“We have a lot of flexibility when compared to the major mills that are production oriented,” Furtado said. “They produce the lumber and then go out and find customers to buy it. We produce specifically for each individual customer.”
Sawarne’s flexibility extends to its inventory for logs and lumber, which varies month to month according to
Mary Kay Phelps, shipping/office manager at the Ferndale facility and Jay Quinn, who handles receiving, discuss logistics with co-worker Ted Allen.
the volume of customer orders, as well as general market demand.

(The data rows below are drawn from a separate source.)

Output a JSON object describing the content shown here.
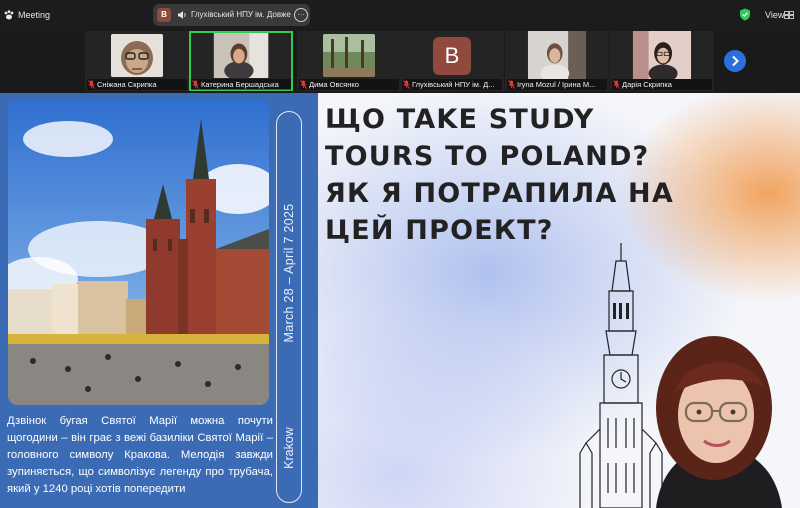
{
  "topbar": {
    "meeting_title": "Meeting",
    "share_badge": "B",
    "share_name": "Глухівський НПУ ім. Довже",
    "more_label": "···",
    "view_label": "View"
  },
  "participants": [
    {
      "name": "Сніжана Скрипка"
    },
    {
      "name": "Катерина Бершадська"
    },
    {
      "name": "Дима Овсянко"
    },
    {
      "name": "Глухівський НПУ ім. Д...",
      "avatar_letter": "B"
    },
    {
      "name": "Iryna Mozul / Ірина М..."
    },
    {
      "name": "Дарія Скрипка"
    }
  ],
  "slide": {
    "headline_lines": [
      "ЩО TAKE STUDY",
      "TOURS TO POLAND?",
      "ЯК Я ПОТРАПИЛА НА",
      "ЦЕЙ ПРОЕКТ?"
    ],
    "dates": "March 28 – April 7   2025",
    "city": "Krakow",
    "description": "Дзвінок бугая Святої Марії можна почути щогодини – він грає з вежі базиліки Святої Марії – головного символу Кракова. Мелодія завжди зупиняється, що символізує легенду про трубача, який у 1240 році хотів попередити"
  },
  "colors": {
    "slide_blue": "#3c6bb5",
    "active_speaker": "#2ecc55",
    "accent_blue": "#2a6fdb",
    "badge_brown": "#8f4a3d"
  },
  "icons": [
    "zoom-paw-icon",
    "speaker-icon",
    "more-icon",
    "security-shield-icon",
    "view-grid-icon",
    "mic-muted-icon",
    "chevron-right-icon"
  ]
}
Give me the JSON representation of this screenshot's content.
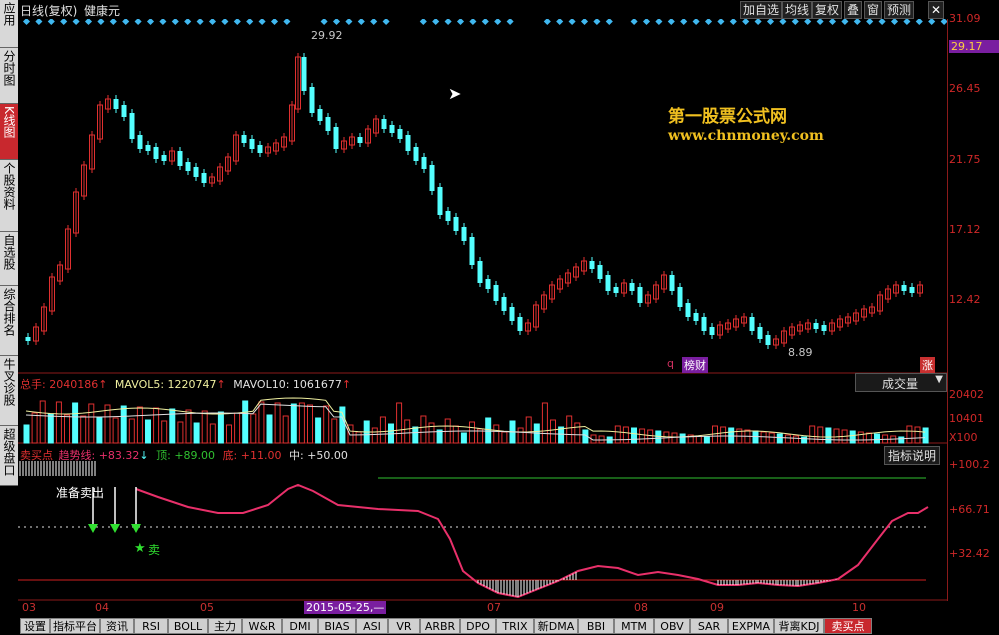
{
  "header": {
    "title": "日线(复权)",
    "stock_name": "健康元",
    "buttons": [
      "加自选",
      "均线",
      "复权",
      "叠",
      "窗",
      "预测"
    ]
  },
  "left_tabs": [
    {
      "label": "应用",
      "active": false
    },
    {
      "label": "分时图",
      "active": false
    },
    {
      "label": "K线图",
      "active": true
    },
    {
      "label": "个股资料",
      "active": false
    },
    {
      "label": "自选股",
      "active": false
    },
    {
      "label": "综合排名",
      "active": false
    },
    {
      "label": "牛叉诊股",
      "active": false
    },
    {
      "label": "超级盘口",
      "active": false
    }
  ],
  "price_axis": {
    "labels": [
      "31.09",
      "26.45",
      "21.75",
      "17.12",
      "12.42"
    ],
    "current": "29.17"
  },
  "annotations": {
    "high": "29.92",
    "low": "8.89",
    "watermark_title": "第一股票公式网",
    "watermark_url": "www.chnmoney.com",
    "badge_q": "q",
    "badge_bangcai": "榜财",
    "badge_zhang": "涨"
  },
  "volume_panel": {
    "total_label": "总手: 2040186",
    "mavol5": "MAVOL5: 1220747",
    "mavol10": "MAVOL10: 1061677",
    "selector": "成交量",
    "axis": [
      "20402",
      "10401",
      "X100"
    ]
  },
  "indicator_panel": {
    "name": "卖买点",
    "trend_label": "趋势线: +83.32",
    "top_label": "顶: +89.00",
    "bottom_label": "底: +11.00",
    "mid_label": "中: +50.00",
    "explain_button": "指标说明",
    "axis": [
      "+100.2",
      "+66.71",
      "+32.42"
    ],
    "text_prepare": "准备卖出",
    "text_sell": "卖"
  },
  "x_axis": {
    "months": [
      "03",
      "04",
      "05",
      "07",
      "08",
      "09",
      "10"
    ],
    "highlight_date": "2015-05-25,—"
  },
  "bottom_tabs": [
    {
      "label": "设置",
      "active": false
    },
    {
      "label": "指标平台",
      "active": false
    },
    {
      "label": "资讯",
      "active": false
    },
    {
      "label": "RSI",
      "active": false
    },
    {
      "label": "BOLL",
      "active": false
    },
    {
      "label": "主力",
      "active": false
    },
    {
      "label": "W&R",
      "active": false
    },
    {
      "label": "DMI",
      "active": false
    },
    {
      "label": "BIAS",
      "active": false
    },
    {
      "label": "ASI",
      "active": false
    },
    {
      "label": "VR",
      "active": false
    },
    {
      "label": "ARBR",
      "active": false
    },
    {
      "label": "DPO",
      "active": false
    },
    {
      "label": "TRIX",
      "active": false
    },
    {
      "label": "新DMA",
      "active": false
    },
    {
      "label": "BBI",
      "active": false
    },
    {
      "label": "MTM",
      "active": false
    },
    {
      "label": "OBV",
      "active": false
    },
    {
      "label": "SAR",
      "active": false
    },
    {
      "label": "EXPMA",
      "active": false
    },
    {
      "label": "背离KDJ",
      "active": false
    },
    {
      "label": "卖买点",
      "active": true
    }
  ],
  "colors": {
    "up": "#e03030",
    "down": "#54ffff",
    "trend": "#e8306a",
    "topline": "#30c030",
    "bottomline": "#d02020"
  }
}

Furtado pointed out that demand for Cedar is typically dictated by the season. “Everyone wants Cedar in the spring,” he said. “To handle the high volume season, we are working on some partnerships with other operations to run some of the wood at their locations. However, the product must still meet our quality criteria and our grades have to be based on what we want them to be. So we have a quality control man who goes to our partnering locations to make sure they maintain the same high quality of product for us.”
Thanks to its quality control program, Sawarne has recorded very few customer complaints during its history. Today, if a customer does register a complaint, the firm is capable of tracking the order in one business day to uncover the root of the problem.

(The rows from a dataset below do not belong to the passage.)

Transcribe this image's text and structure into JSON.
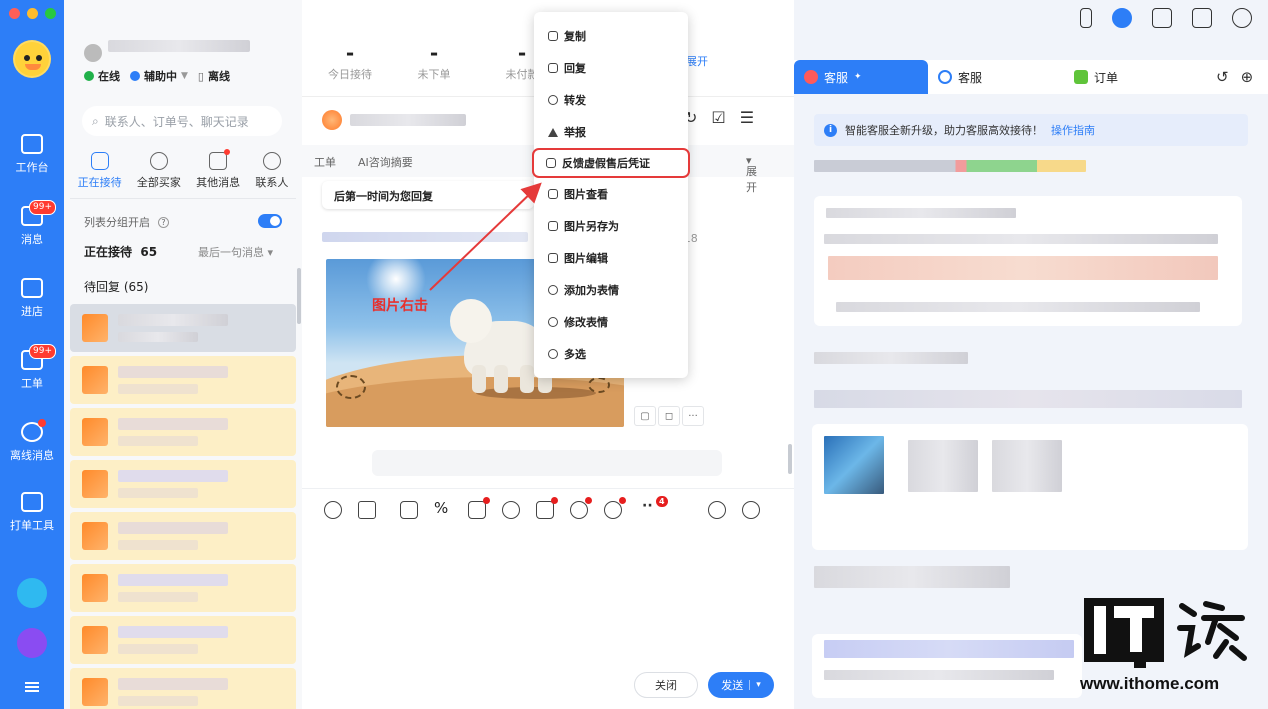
{
  "rail": {
    "items": [
      {
        "label": "工作台",
        "icon": "workbench-icon"
      },
      {
        "label": "消息",
        "icon": "message-icon",
        "badge": "99+"
      },
      {
        "label": "进店",
        "icon": "store-icon"
      },
      {
        "label": "工单",
        "icon": "ticket-icon",
        "badge": "99+"
      },
      {
        "label": "离线消息",
        "icon": "offline-message-icon"
      },
      {
        "label": "打单工具",
        "icon": "print-order-icon"
      }
    ]
  },
  "status": {
    "online": "在线",
    "assist": "辅助中",
    "offline": "离线"
  },
  "search": {
    "placeholder": "联系人、订单号、聊天记录"
  },
  "list_tabs": [
    {
      "label": "正在接待"
    },
    {
      "label": "全部买家"
    },
    {
      "label": "其他消息"
    },
    {
      "label": "联系人"
    }
  ],
  "list": {
    "group_toggle_label": "列表分组开启",
    "serving_label": "正在接待",
    "serving_count": "65",
    "sort_label": "最后一句消息",
    "pending_label": "待回复 (65)"
  },
  "stats": [
    {
      "value": "-",
      "label": "今日接待"
    },
    {
      "value": "-",
      "label": "未下单"
    },
    {
      "value": "-",
      "label": "未付款"
    }
  ],
  "stats_expand": "展开",
  "chat": {
    "subtabs": {
      "ticket": "工单",
      "ai_summary": "AI咨询摘要",
      "expand": "展开"
    },
    "bubble_text": "后第一时间为您回复",
    "time_fragment": ":18",
    "image_annotation": "图片右击",
    "close_button": "关闭",
    "send_button": "发送"
  },
  "toolbar": {
    "more_count": "4"
  },
  "context_menu": [
    {
      "label": "复制",
      "icon": "copy-icon"
    },
    {
      "label": "回复",
      "icon": "reply-icon"
    },
    {
      "label": "转发",
      "icon": "forward-icon"
    },
    {
      "label": "举报",
      "icon": "report-icon"
    },
    {
      "label": "反馈虚假售后凭证",
      "icon": "feedback-icon",
      "highlighted": true
    },
    {
      "label": "图片查看",
      "icon": "image-view-icon"
    },
    {
      "label": "图片另存为",
      "icon": "image-save-icon"
    },
    {
      "label": "图片编辑",
      "icon": "image-edit-icon"
    },
    {
      "label": "添加为表情",
      "icon": "add-sticker-icon"
    },
    {
      "label": "修改表情",
      "icon": "edit-sticker-icon"
    },
    {
      "label": "多选",
      "icon": "multi-select-icon"
    }
  ],
  "right_tabs": [
    {
      "label": "客服",
      "active": true
    },
    {
      "label": "客服",
      "active": false
    },
    {
      "label": "订单",
      "active": false
    }
  ],
  "notice": {
    "text": "智能客服全新升级，助力客服高效接待！",
    "link": "操作指南"
  },
  "watermark": {
    "url": "www.ithome.com"
  },
  "colors": {
    "accent": "#2d7ef7",
    "highlight": "#e53a3a",
    "pending_row": "#fdefc6"
  }
}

“If there’s a complaint, there’s a reason for it, and we want to find that reason as quickly as possible,” Furtado said. “Since we are completely computerized, we are able to track from the raw material to where the product was produced and how it was tallied. We also keep a hard copy of all o
Sawarne’s Richmond, B.C., facility is situated on 15 acres.

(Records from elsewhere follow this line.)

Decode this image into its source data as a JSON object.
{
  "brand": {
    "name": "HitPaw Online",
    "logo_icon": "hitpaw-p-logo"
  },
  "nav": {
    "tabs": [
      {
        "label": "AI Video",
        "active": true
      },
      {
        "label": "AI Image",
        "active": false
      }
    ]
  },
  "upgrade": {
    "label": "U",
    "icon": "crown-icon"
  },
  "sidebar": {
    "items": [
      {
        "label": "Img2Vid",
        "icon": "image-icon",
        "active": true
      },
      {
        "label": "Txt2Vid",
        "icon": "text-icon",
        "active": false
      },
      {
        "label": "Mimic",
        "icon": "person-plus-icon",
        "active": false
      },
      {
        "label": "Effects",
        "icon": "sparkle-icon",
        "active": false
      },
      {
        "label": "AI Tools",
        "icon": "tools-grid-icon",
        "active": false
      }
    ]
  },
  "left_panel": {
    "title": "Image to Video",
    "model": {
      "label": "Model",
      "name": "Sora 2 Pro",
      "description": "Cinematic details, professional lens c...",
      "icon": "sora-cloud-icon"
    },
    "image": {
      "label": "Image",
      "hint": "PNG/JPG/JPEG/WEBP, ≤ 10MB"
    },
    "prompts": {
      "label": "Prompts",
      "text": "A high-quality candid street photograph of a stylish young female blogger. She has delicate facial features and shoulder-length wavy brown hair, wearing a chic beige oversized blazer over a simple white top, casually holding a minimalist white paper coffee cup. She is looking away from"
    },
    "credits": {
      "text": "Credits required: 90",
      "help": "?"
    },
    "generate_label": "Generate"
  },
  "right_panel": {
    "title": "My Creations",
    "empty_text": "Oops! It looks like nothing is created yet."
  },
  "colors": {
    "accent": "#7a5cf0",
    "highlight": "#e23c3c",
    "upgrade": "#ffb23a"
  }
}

ur tickets. So if a customer phones us with a complaint, the first thing we ask for is that ticket number. That number enables me to start tracking on the computer, and normally we can have an answer for the customer within the same working day.”
The bulk of Sawarne’s customers are distributors in North America, but they also sell to customers in Europe, Japan, Korea, China, Australia and New Zealand.
“Everything in this business is about partnerships,” Furtado said. “The common goal is to produce quality products to go to the marketplace.”
Archie Rafter, a member of Sawarne’s sales team, has more than 20 years experience in the wood industry. He currently services customers for the firm worldwide, particularly to offshore markets, as well as stock distributors in the United States. Rafter views Sawarne as an integrated company capable of offering a wide array of services to its customers.
“Sawarne is unique in that it’s vertically integrated due to its relationship with logging groups, its ability to supply wood products and its good relationship with primary producers,” he said.
The Ferndale, Wash., Sawarne plant is located on 14 acres.
Rafter and Carlos Furtado are two members of Sawarne’s three-man sales team. All are responsible for buying and selling.
Ryan Furtado, the third man on the sales team, has been with the firm for two years and primarily services customers who purchase specialty timbers, long columns and custom made fencing. He’s learned quickly that the company does not compromise on quality. Ryan was hired to sell to the local market, but now sells to customers all over North America.
“Every person you talk to about Sawarne Lumber is going to say—first and foremost—that this company is about quality,” Ryan said. “In my two years here, I’ve not had a single complaint about product quality. Quality is the number one priority with us, and it’s a strong tradition handed down from the owners, the Sangara family.”
In addition to Carlos Furtado, Ryan Furtado and Archie Rafter, key personnel at Sawarne Lumber include: Da
This order of paneling is being tally packed at Sawarne Lumber Co.
ve Chalmers, log supply manager; Don Smillie, quality supervisor; Nick Di Fabio, shipping coordinator; Les Laventure, Richmond shipping supervisor; Mary Kay Phelps, Ferndale shipping/office manager; and Jay Quinn, receiving.